(Task):
When you reproduce these records, keep every word exactly and drop the images.
Data for the task START
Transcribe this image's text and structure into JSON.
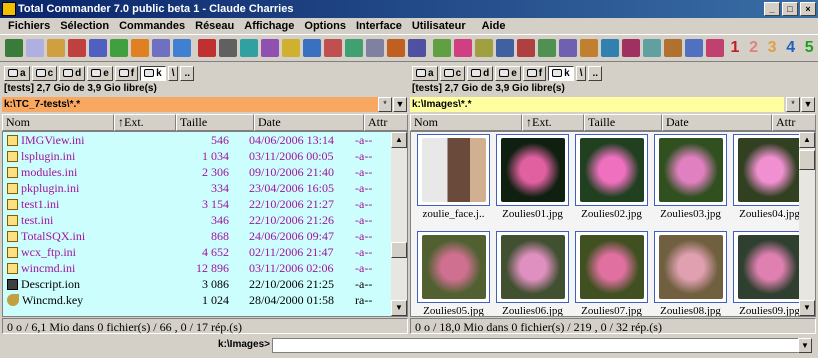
{
  "window": {
    "title": "Total Commander 7.0 public beta 1 - Claude Charries",
    "min": "_",
    "max": "□",
    "close": "×"
  },
  "menu": [
    "Fichiers",
    "Sélection",
    "Commandes",
    "Réseau",
    "Affichage",
    "Options",
    "Interface",
    "Utilisateur",
    "Aide"
  ],
  "toolbar": {
    "nums": [
      "1",
      "2",
      "3",
      "4",
      "5"
    ],
    "colors": [
      "#3a7a3a",
      "#b0b0e0",
      "#d0a040",
      "#c04040",
      "#5060c0",
      "#40a040",
      "#e08020",
      "#7070c0",
      "#4080d0",
      "#c03030",
      "#606060",
      "#30a0a0",
      "#9050b0",
      "#d0b030",
      "#3a70c0",
      "#c05050",
      "#40a070",
      "#8080a0",
      "#c06020",
      "#5050a0",
      "#60a040",
      "#d04080",
      "#a0a040",
      "#4060a0",
      "#b04040",
      "#509050",
      "#7060b0",
      "#c08030",
      "#3080b0",
      "#a03060",
      "#60a0a0",
      "#b07030",
      "#5070c0",
      "#c04070"
    ]
  },
  "left": {
    "drives": [
      "a",
      "c",
      "d",
      "e",
      "f",
      "k",
      "\\",
      ".."
    ],
    "active_drive": "k",
    "info": "[tests]  2,7 Gio de 3,9 Gio libre(s)",
    "path": "k:\\TC_7-tests\\*.*",
    "path_btns": [
      "*",
      "▼"
    ],
    "columns": [
      "Nom",
      "↑Ext.",
      "Taille",
      "Date",
      "Attr"
    ],
    "files": [
      {
        "name": "IMGView.ini",
        "size": "546",
        "date": "04/06/2006 13:14",
        "attr": "-a--",
        "color": "pink",
        "icon": "ini"
      },
      {
        "name": "lsplugin.ini",
        "size": "1 034",
        "date": "03/11/2006 00:05",
        "attr": "-a--",
        "color": "pink",
        "icon": "ini"
      },
      {
        "name": "modules.ini",
        "size": "2 306",
        "date": "09/10/2006 21:40",
        "attr": "-a--",
        "color": "pink",
        "icon": "ini"
      },
      {
        "name": "pkplugin.ini",
        "size": "334",
        "date": "23/04/2006 16:05",
        "attr": "-a--",
        "color": "pink",
        "icon": "ini"
      },
      {
        "name": "test1.ini",
        "size": "3 154",
        "date": "22/10/2006 21:27",
        "attr": "-a--",
        "color": "pink",
        "icon": "ini"
      },
      {
        "name": "test.ini",
        "size": "346",
        "date": "22/10/2006 21:26",
        "attr": "-a--",
        "color": "pink",
        "icon": "ini"
      },
      {
        "name": "TotalSQX.ini",
        "size": "868",
        "date": "24/06/2006 09:47",
        "attr": "-a--",
        "color": "pink",
        "icon": "ini"
      },
      {
        "name": "wcx_ftp.ini",
        "size": "4 652",
        "date": "02/11/2006 21:47",
        "attr": "-a--",
        "color": "pink",
        "icon": "ini"
      },
      {
        "name": "wincmd.ini",
        "size": "12 896",
        "date": "03/11/2006 02:06",
        "attr": "-a--",
        "color": "pink",
        "icon": "ini"
      },
      {
        "name": "Descript.ion",
        "size": "3 086",
        "date": "22/10/2006 21:25",
        "attr": "-a--",
        "color": "black",
        "icon": "ion"
      },
      {
        "name": "Wincmd.key",
        "size": "1 024",
        "date": "28/04/2000 01:58",
        "attr": "ra--",
        "color": "black",
        "icon": "key"
      }
    ],
    "status": "0 o / 6,1 Mio dans 0 fichier(s) / 66 , 0 / 17 rép.(s)"
  },
  "right": {
    "drives": [
      "a",
      "c",
      "d",
      "e",
      "f",
      "k",
      "\\",
      ".."
    ],
    "active_drive": "k",
    "info": "[tests]  2,7 Gio de 3,9 Gio libre(s)",
    "path": "k:\\Images\\*.*",
    "path_btns": [
      "*",
      "▼"
    ],
    "columns": [
      "Nom",
      "↑Ext.",
      "Taille",
      "Date",
      "Attr"
    ],
    "thumbs": [
      {
        "label": "zoulie_face.j..",
        "c1": "#6a4a3a",
        "c2": "#d0b090"
      },
      {
        "label": "Zoulies01.jpg",
        "c1": "#102010",
        "c2": "#e060a0"
      },
      {
        "label": "Zoulies02.jpg",
        "c1": "#204020",
        "c2": "#f070c0"
      },
      {
        "label": "Zoulies03.jpg",
        "c1": "#305020",
        "c2": "#e080c0"
      },
      {
        "label": "Zoulies04.jpg",
        "c1": "#304020",
        "c2": "#f090d0"
      },
      {
        "label": "Zoulies05.jpg",
        "c1": "#506030",
        "c2": "#d07090"
      },
      {
        "label": "Zoulies06.jpg",
        "c1": "#405030",
        "c2": "#e090c0"
      },
      {
        "label": "Zoulies07.jpg",
        "c1": "#405020",
        "c2": "#e070a0"
      },
      {
        "label": "Zoulies08.jpg",
        "c1": "#706040",
        "c2": "#e0a0b0"
      },
      {
        "label": "Zoulies09.jpg",
        "c1": "#304030",
        "c2": "#e080b0"
      }
    ],
    "status": "0 o / 18,0 Mio dans 0 fichier(s) / 219 , 0 / 32 rép.(s)"
  },
  "cmd": {
    "prompt": "k:\\Images>",
    "value": ""
  }
}
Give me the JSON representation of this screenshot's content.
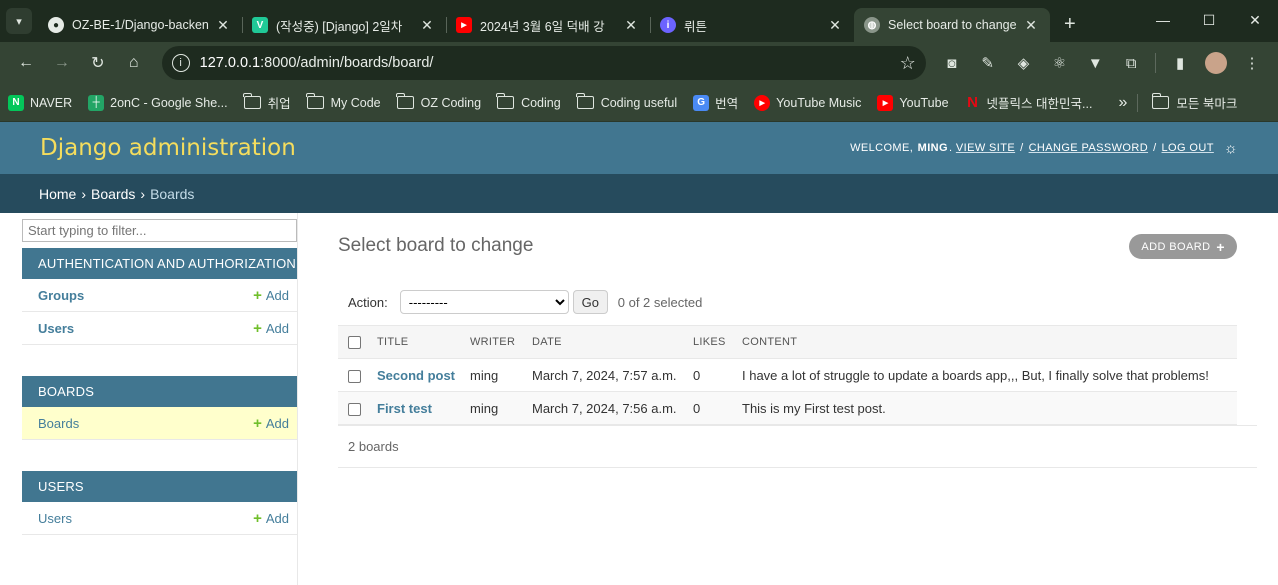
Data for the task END
(Solution below):
Transcribe this image's text and structure into JSON.
{
  "window": {
    "title": "Total Commander 7.0 public beta 1 - Claude Charries",
    "min": "_",
    "max": "□",
    "close": "×"
  },
  "menu": [
    "Fichiers",
    "Sélection",
    "Commandes",
    "Réseau",
    "Affichage",
    "Options",
    "Interface",
    "Utilisateur",
    "Aide"
  ],
  "toolbar": {
    "nums": [
      "1",
      "2",
      "3",
      "4",
      "5"
    ],
    "colors": [
      "#3a7a3a",
      "#b0b0e0",
      "#d0a040",
      "#c04040",
      "#5060c0",
      "#40a040",
      "#e08020",
      "#7070c0",
      "#4080d0",
      "#c03030",
      "#606060",
      "#30a0a0",
      "#9050b0",
      "#d0b030",
      "#3a70c0",
      "#c05050",
      "#40a070",
      "#8080a0",
      "#c06020",
      "#5050a0",
      "#60a040",
      "#d04080",
      "#a0a040",
      "#4060a0",
      "#b04040",
      "#509050",
      "#7060b0",
      "#c08030",
      "#3080b0",
      "#a03060",
      "#60a0a0",
      "#b07030",
      "#5070c0",
      "#c04070"
    ]
  },
  "left": {
    "drives": [
      "a",
      "c",
      "d",
      "e",
      "f",
      "k",
      "\\",
      ".."
    ],
    "active_drive": "k",
    "info": "[tests]  2,7 Gio de 3,9 Gio libre(s)",
    "path": "k:\\TC_7-tests\\*.*",
    "path_btns": [
      "*",
      "▼"
    ],
    "columns": [
      "Nom",
      "↑Ext.",
      "Taille",
      "Date",
      "Attr"
    ],
    "files": [
      {
        "name": "IMGView.ini",
        "size": "546",
        "date": "04/06/2006 13:14",
        "attr": "-a--",
        "color": "pink",
        "icon": "ini"
      },
      {
        "name": "lsplugin.ini",
        "size": "1 034",
        "date": "03/11/2006 00:05",
        "attr": "-a--",
        "color": "pink",
        "icon": "ini"
      },
      {
        "name": "modules.ini",
        "size": "2 306",
        "date": "09/10/2006 21:40",
        "attr": "-a--",
        "color": "pink",
        "icon": "ini"
      },
      {
        "name": "pkplugin.ini",
        "size": "334",
        "date": "23/04/2006 16:05",
        "attr": "-a--",
        "color": "pink",
        "icon": "ini"
      },
      {
        "name": "test1.ini",
        "size": "3 154",
        "date": "22/10/2006 21:27",
        "attr": "-a--",
        "color": "pink",
        "icon": "ini"
      },
      {
        "name": "test.ini",
        "size": "346",
        "date": "22/10/2006 21:26",
        "attr": "-a--",
        "color": "pink",
        "icon": "ini"
      },
      {
        "name": "TotalSQX.ini",
        "size": "868",
        "date": "24/06/2006 09:47",
        "attr": "-a--",
        "color": "pink",
        "icon": "ini"
      },
      {
        "name": "wcx_ftp.ini",
        "size": "4 652",
        "date": "02/11/2006 21:47",
        "attr": "-a--",
        "color": "pink",
        "icon": "ini"
      },
      {
        "name": "wincmd.ini",
        "size": "12 896",
        "date": "03/11/2006 02:06",
        "attr": "-a--",
        "color": "pink",
        "icon": "ini"
      },
      {
        "name": "Descript.ion",
        "size": "3 086",
        "date": "22/10/2006 21:25",
        "attr": "-a--",
        "color": "black",
        "icon": "ion"
      },
      {
        "name": "Wincmd.key",
        "size": "1 024",
        "date": "28/04/2000 01:58",
        "attr": "ra--",
        "color": "black",
        "icon": "key"
      }
    ],
    "status": "0 o / 6,1 Mio dans 0 fichier(s) / 66 , 0 / 17 rép.(s)"
  },
  "right": {
    "drives": [
      "a",
      "c",
      "d",
      "e",
      "f",
      "k",
      "\\",
      ".."
    ],
    "active_drive": "k",
    "info": "[tests]  2,7 Gio de 3,9 Gio libre(s)",
    "path": "k:\\Images\\*.*",
    "path_btns": [
      "*",
      "▼"
    ],
    "columns": [
      "Nom",
      "↑Ext.",
      "Taille",
      "Date",
      "Attr"
    ],
    "thumbs": [
      {
        "label": "zoulie_face.j..",
        "c1": "#6a4a3a",
        "c2": "#d0b090"
      },
      {
        "label": "Zoulies01.jpg",
        "c1": "#102010",
        "c2": "#e060a0"
      },
      {
        "label": "Zoulies02.jpg",
        "c1": "#204020",
        "c2": "#f070c0"
      },
      {
        "label": "Zoulies03.jpg",
        "c1": "#305020",
        "c2": "#e080c0"
      },
      {
        "label": "Zoulies04.jpg",
        "c1": "#304020",
        "c2": "#f090d0"
      },
      {
        "label": "Zoulies05.jpg",
        "c1": "#506030",
        "c2": "#d07090"
      },
      {
        "label": "Zoulies06.jpg",
        "c1": "#405030",
        "c2": "#e090c0"
      },
      {
        "label": "Zoulies07.jpg",
        "c1": "#405020",
        "c2": "#e070a0"
      },
      {
        "label": "Zoulies08.jpg",
        "c1": "#706040",
        "c2": "#e0a0b0"
      },
      {
        "label": "Zoulies09.jpg",
        "c1": "#304030",
        "c2": "#e080b0"
      }
    ],
    "status": "0 o / 18,0 Mio dans 0 fichier(s) / 219 , 0 / 32 rép.(s)"
  },
  "cmd": {
    "prompt": "k:\\Images>",
    "value": ""
  }
}
Give me the JSON representation of this screenshot's content.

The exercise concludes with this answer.